What you will do: Select the lines of the records containing the word "name" and list them.

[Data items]
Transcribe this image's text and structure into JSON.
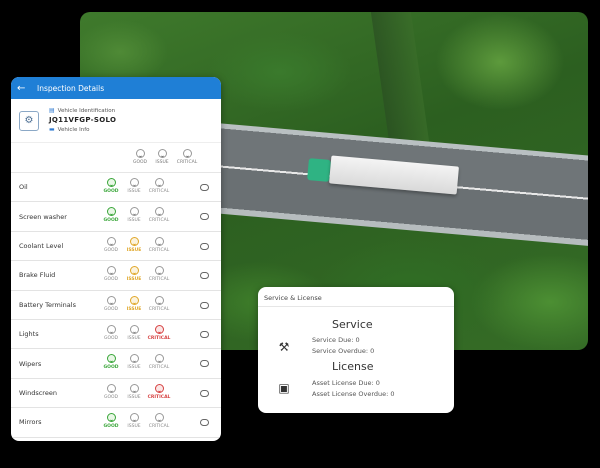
{
  "inspection": {
    "title": "Inspection Details",
    "vehicle_label": "Vehicle Identification",
    "plate": "JQ11VFGP-SOLO",
    "vehicle_info": "Vehicle Info",
    "options": [
      "GOOD",
      "ISSUE",
      "CRITICAL"
    ],
    "items": [
      {
        "name": "Oil",
        "status": "GOOD"
      },
      {
        "name": "Screen washer",
        "status": "GOOD"
      },
      {
        "name": "Coolant Level",
        "status": "ISSUE"
      },
      {
        "name": "Brake Fluid",
        "status": "ISSUE"
      },
      {
        "name": "Battery Terminals",
        "status": "ISSUE"
      },
      {
        "name": "Lights",
        "status": "CRITICAL"
      },
      {
        "name": "Wipers",
        "status": "GOOD"
      },
      {
        "name": "Windscreen",
        "status": "CRITICAL"
      },
      {
        "name": "Mirrors",
        "status": "GOOD"
      }
    ]
  },
  "service": {
    "header": "Service & License",
    "service_title": "Service",
    "service_due": "Service Due: 0",
    "service_overdue": "Service Overdue: 0",
    "license_title": "License",
    "license_due": "Asset License Due: 0",
    "license_overdue": "Asset License Overdue: 0"
  },
  "colors": {
    "header_blue": "#1f7fd6",
    "good": "#3aa63a",
    "issue": "#e0a72a",
    "critical": "#d64343"
  }
}
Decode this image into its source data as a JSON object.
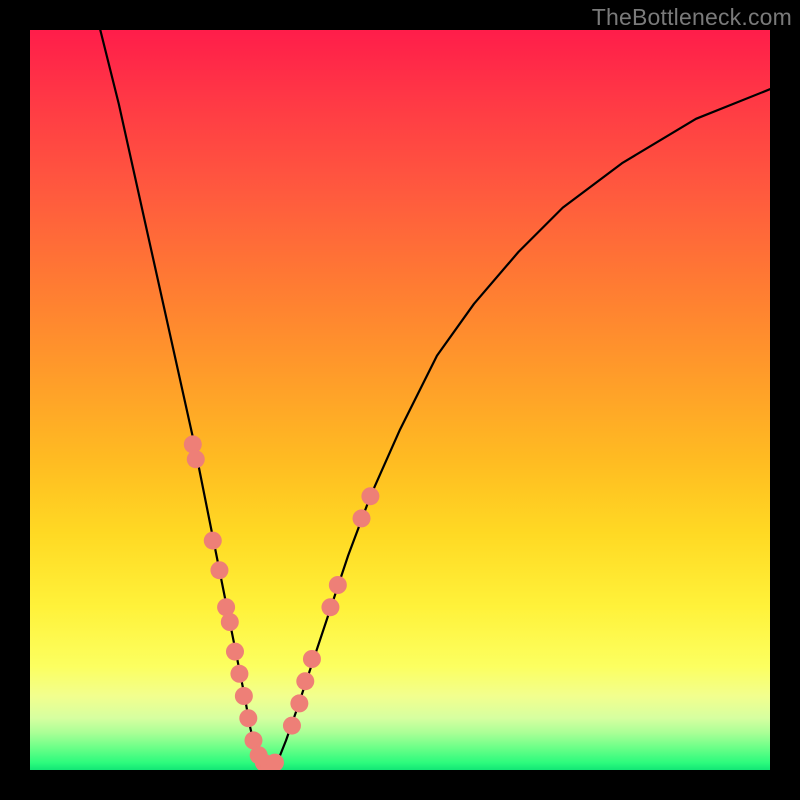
{
  "watermark_text": "TheBottleneck.com",
  "chart_data": {
    "type": "line",
    "title": "",
    "xlabel": "",
    "ylabel": "",
    "xlim": [
      0,
      100
    ],
    "ylim": [
      0,
      100
    ],
    "grid": false,
    "legend": false,
    "background_gradient": {
      "top_color": "#ff1d4a",
      "bottom_color": "#12e676"
    },
    "series": [
      {
        "name": "bottleneck-curve",
        "x": [
          9.5,
          12,
          14,
          16,
          18,
          20,
          22,
          23,
          24,
          25,
          26,
          27,
          28,
          29,
          29.7,
          30.4,
          31,
          32,
          33.4,
          34.6,
          36,
          38,
          40,
          43,
          46,
          50,
          55,
          60,
          66,
          72,
          80,
          90,
          100
        ],
        "y": [
          100,
          90,
          81,
          72,
          63,
          54,
          45,
          40,
          35,
          30,
          25,
          20,
          15,
          10,
          6,
          3,
          1,
          0,
          1,
          4,
          8,
          14,
          20,
          29,
          37,
          46,
          56,
          63,
          70,
          76,
          82,
          88,
          92
        ],
        "color": "#000000"
      }
    ],
    "annotations_scatter": {
      "name": "highlight-dots",
      "color": "#ee7f77",
      "points": [
        {
          "x": 22.0,
          "y": 44
        },
        {
          "x": 22.4,
          "y": 42
        },
        {
          "x": 24.7,
          "y": 31
        },
        {
          "x": 25.6,
          "y": 27
        },
        {
          "x": 26.5,
          "y": 22
        },
        {
          "x": 27.0,
          "y": 20
        },
        {
          "x": 27.7,
          "y": 16
        },
        {
          "x": 28.3,
          "y": 13
        },
        {
          "x": 28.9,
          "y": 10
        },
        {
          "x": 29.5,
          "y": 7
        },
        {
          "x": 30.2,
          "y": 4
        },
        {
          "x": 30.9,
          "y": 2
        },
        {
          "x": 31.6,
          "y": 1
        },
        {
          "x": 32.3,
          "y": 0.5
        },
        {
          "x": 33.1,
          "y": 1
        },
        {
          "x": 35.4,
          "y": 6
        },
        {
          "x": 36.4,
          "y": 9
        },
        {
          "x": 37.2,
          "y": 12
        },
        {
          "x": 38.1,
          "y": 15
        },
        {
          "x": 40.6,
          "y": 22
        },
        {
          "x": 41.6,
          "y": 25
        },
        {
          "x": 44.8,
          "y": 34
        },
        {
          "x": 46.0,
          "y": 37
        }
      ]
    }
  }
}
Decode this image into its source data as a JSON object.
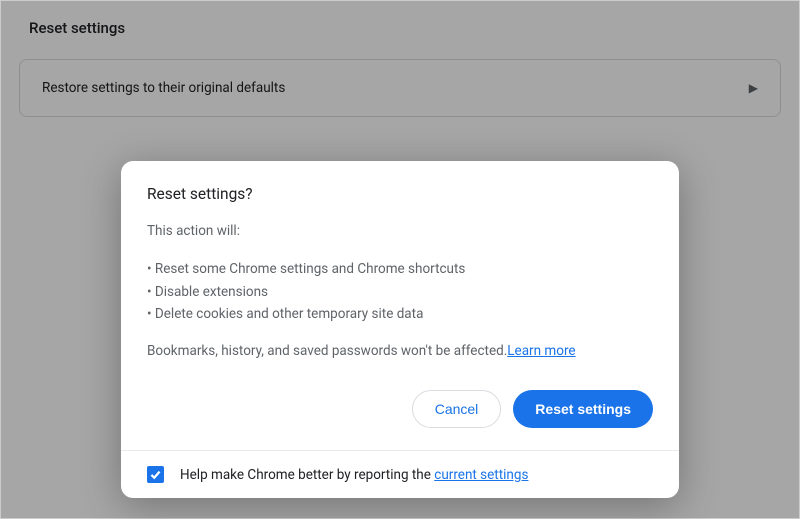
{
  "background": {
    "title": "Reset settings",
    "row_label": "Restore settings to their original defaults"
  },
  "dialog": {
    "title": "Reset settings?",
    "intro": "This action will:",
    "bullets": [
      "• Reset some Chrome settings and Chrome shortcuts",
      "• Disable extensions",
      "• Delete cookies and other temporary site data"
    ],
    "info_prefix": "Bookmarks, history, and saved passwords won't be affected.",
    "learn_more": "Learn more",
    "cancel_label": "Cancel",
    "confirm_label": "Reset settings",
    "footer_prefix": "Help make Chrome better by reporting the ",
    "footer_link": "current settings"
  }
}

Task result:
        "name": "Oil",
        "name": "Screen washer",
        "name": "Coolant Level",
        "name": "Brake Fluid",
        "name": "Battery Terminals",
        "name": "Lights",
        "name": "Wipers",
        "name": "Windscreen",
        "name": "Mirrors",
        "name": "bottleneck-curve",
      "name": "highlight-dots",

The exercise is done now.